Originally designed for Zero 3 through use of the Game Boy Advance's e-Reader accessory, these little doo-dads would let you pimp out your game in various ways. Want to make your Resistance Base pretty? Flowers on the deck and graffiti of Ciel on the walls to the rescue! Want your Flame EX Skill for the Buster Shot to kill a boss in 4 hits? There's a mod card for that too!
100 of these exist, and to get them all you'll have to clear each game, which is a good thing and a bad. It gives you added incentive to replay Zero 3 again, but may put off people who find the games daunting. Still, it makes a fun game even better, albeit even easier than it already is. And sadly, the Mod Cards only apply for Zero 3; had you been able to use these with Zero 1, oh boy that would be epic...
Other things to note are some of the minor tweaks to the game, with Ciel getting a whole new frame of animation when she walks, Zero 2's multiplayer being removed, and all references to death being removed. I'm serious, nobody really dies anymore, it's either perish, finished, retired or something else similar to it. Ah well, it's not like it could get any goofier or the like.
Shut up, Heero.

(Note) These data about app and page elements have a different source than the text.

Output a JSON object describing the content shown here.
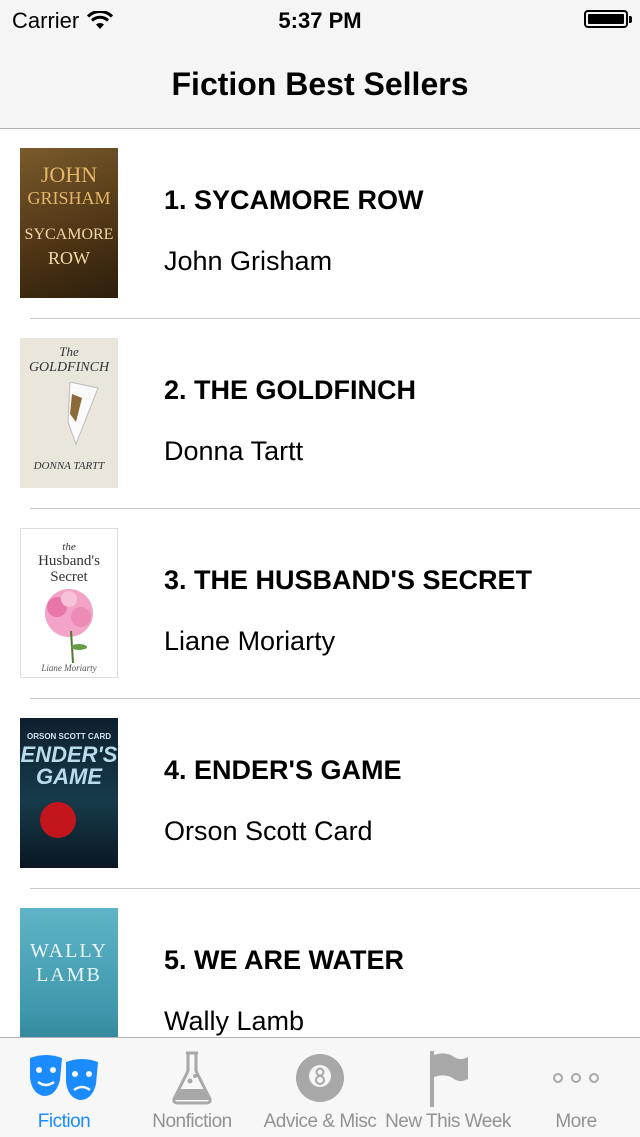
{
  "status_bar": {
    "carrier": "Carrier",
    "time": "5:37 PM"
  },
  "nav": {
    "title": "Fiction Best Sellers"
  },
  "books": [
    {
      "title": "1. SYCAMORE ROW",
      "author": "John Grisham",
      "cover_lines": [
        "JOHN",
        "GRISHAM",
        "SYCAMORE",
        "ROW"
      ]
    },
    {
      "title": "2. THE GOLDFINCH",
      "author": "Donna Tartt",
      "cover_lines": [
        "The",
        "GOLDFINCH",
        "DONNA TARTT"
      ]
    },
    {
      "title": "3. THE HUSBAND'S SECRET",
      "author": "Liane Moriarty",
      "cover_lines": [
        "the",
        "Husband's",
        "Secret",
        "Liane Moriarty"
      ]
    },
    {
      "title": "4. ENDER'S GAME",
      "author": "Orson Scott Card",
      "cover_lines": [
        "ORSON SCOTT CARD",
        "ENDER'S",
        "GAME"
      ]
    },
    {
      "title": "5. WE ARE WATER",
      "author": "Wally Lamb",
      "cover_lines": [
        "WALLY",
        "LAMB"
      ]
    }
  ],
  "tabs": [
    {
      "label": "Fiction",
      "icon": "theater-masks-icon",
      "active": true
    },
    {
      "label": "Nonfiction",
      "icon": "flask-icon",
      "active": false
    },
    {
      "label": "Advice & Misc",
      "icon": "eight-ball-icon",
      "active": false
    },
    {
      "label": "New This Week",
      "icon": "flag-icon",
      "active": false
    },
    {
      "label": "More",
      "icon": "more-dots-icon",
      "active": false
    }
  ],
  "colors": {
    "accent": "#1a8cff",
    "inactive": "#929292",
    "bar_bg": "#f7f7f7"
  }
}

Nonetheless, the Collection is very good and sports FAR more extras than Operate Shooting Star did, and the price is right, too. But is the game worth it? I have to admit that even with all of these new additions to the core games, if you already own Zero 1 to Zero 4, then you're better off not getting this. If you don't own all the Zero games, though, then by all means go nab this little gem. It's worth your money.
That's it! Now go play your copies of Zero and splatter the walls, be it your face or the enemies faces all while hoping we get a collection for other games, like Legends *HINT HINT COUGH COUGH*
Sorry about that, something in my throat. I'm all better now.
~Ryudo, who found the games enjoyable in the order of Zero 3, 4, 1, and 2.